Glen also concluded that the reference to a Florida domicile in Ranftle’s final will was in fact a cut-and-paste slip-up, a “scrivener’s error.” His decision to cast his vote in Florida, she concluded, was “an anomaly insufficient to overcome the otherwise compelling evidence that Ken chose to become, became, and died a domiciliary of New York.”
In a particularly compelling passage, Glen continued, “In considering the ‘association and interests’” that courts consider in determining issues of domicile, “there is one additional compelling fact. Ken was a proud gay man who treasured –– and sought in every way available to protect –– his husband Craig, and Craig’s rights upon his death… [S]ince, as Ken well knew, Florida would not recognize his marriage… failing to change his domicile would have ‘thwarted his wish’ to have Craig serve as his executor.”

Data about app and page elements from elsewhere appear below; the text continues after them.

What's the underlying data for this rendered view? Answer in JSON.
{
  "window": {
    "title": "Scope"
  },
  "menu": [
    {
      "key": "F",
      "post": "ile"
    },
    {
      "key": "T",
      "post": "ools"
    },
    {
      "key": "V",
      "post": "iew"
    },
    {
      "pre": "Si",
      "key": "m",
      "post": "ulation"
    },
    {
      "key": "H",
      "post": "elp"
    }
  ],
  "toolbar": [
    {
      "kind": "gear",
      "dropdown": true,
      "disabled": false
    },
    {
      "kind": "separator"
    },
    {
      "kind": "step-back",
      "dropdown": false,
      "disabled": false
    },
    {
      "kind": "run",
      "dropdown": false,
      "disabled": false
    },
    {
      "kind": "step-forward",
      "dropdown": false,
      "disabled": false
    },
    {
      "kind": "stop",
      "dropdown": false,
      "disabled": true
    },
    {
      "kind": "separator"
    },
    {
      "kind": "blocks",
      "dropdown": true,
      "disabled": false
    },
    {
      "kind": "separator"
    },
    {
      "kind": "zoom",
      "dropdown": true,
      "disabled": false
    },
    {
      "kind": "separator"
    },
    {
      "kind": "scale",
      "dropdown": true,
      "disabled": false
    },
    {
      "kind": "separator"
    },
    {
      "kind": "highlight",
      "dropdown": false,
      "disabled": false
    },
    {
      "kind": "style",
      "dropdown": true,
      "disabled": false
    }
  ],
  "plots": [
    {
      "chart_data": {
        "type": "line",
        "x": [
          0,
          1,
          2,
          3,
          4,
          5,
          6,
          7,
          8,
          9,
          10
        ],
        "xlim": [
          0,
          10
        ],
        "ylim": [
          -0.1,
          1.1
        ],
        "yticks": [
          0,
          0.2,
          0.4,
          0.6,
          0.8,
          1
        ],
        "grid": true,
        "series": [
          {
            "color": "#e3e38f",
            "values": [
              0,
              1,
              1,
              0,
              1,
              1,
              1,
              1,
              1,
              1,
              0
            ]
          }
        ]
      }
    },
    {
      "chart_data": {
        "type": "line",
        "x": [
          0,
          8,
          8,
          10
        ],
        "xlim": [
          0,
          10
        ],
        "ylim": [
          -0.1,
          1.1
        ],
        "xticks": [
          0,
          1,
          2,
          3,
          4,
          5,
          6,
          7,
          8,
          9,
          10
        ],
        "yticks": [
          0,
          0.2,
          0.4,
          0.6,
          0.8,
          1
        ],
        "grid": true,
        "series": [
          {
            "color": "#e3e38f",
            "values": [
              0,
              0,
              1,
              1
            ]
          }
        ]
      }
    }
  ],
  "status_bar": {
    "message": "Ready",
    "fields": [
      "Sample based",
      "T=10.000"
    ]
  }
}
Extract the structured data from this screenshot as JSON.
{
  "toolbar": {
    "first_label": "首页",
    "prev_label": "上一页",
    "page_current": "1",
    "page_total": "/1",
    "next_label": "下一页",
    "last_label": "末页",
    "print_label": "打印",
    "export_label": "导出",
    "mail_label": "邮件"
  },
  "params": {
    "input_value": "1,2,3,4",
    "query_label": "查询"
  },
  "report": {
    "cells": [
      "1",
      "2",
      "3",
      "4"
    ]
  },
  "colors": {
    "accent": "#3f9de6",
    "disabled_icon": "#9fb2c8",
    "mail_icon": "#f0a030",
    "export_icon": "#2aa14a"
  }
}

The continuing patchwork system of marriage recognition is intolerable, which helps to explain why the effort to repeal DOMA continues to pick up support in Congress, including the recent addition of the first Republican co-sponsor in the House of Representatives –– ironically, Ileana Ros-Lehtinen, who represents portions of Dade and Monroe Counties in Florida.
Leiby was represented in defending probate of the will by attorneys Kevin J. Farrelly and Erica Bell from the firm of Weiss, Buell & Bell.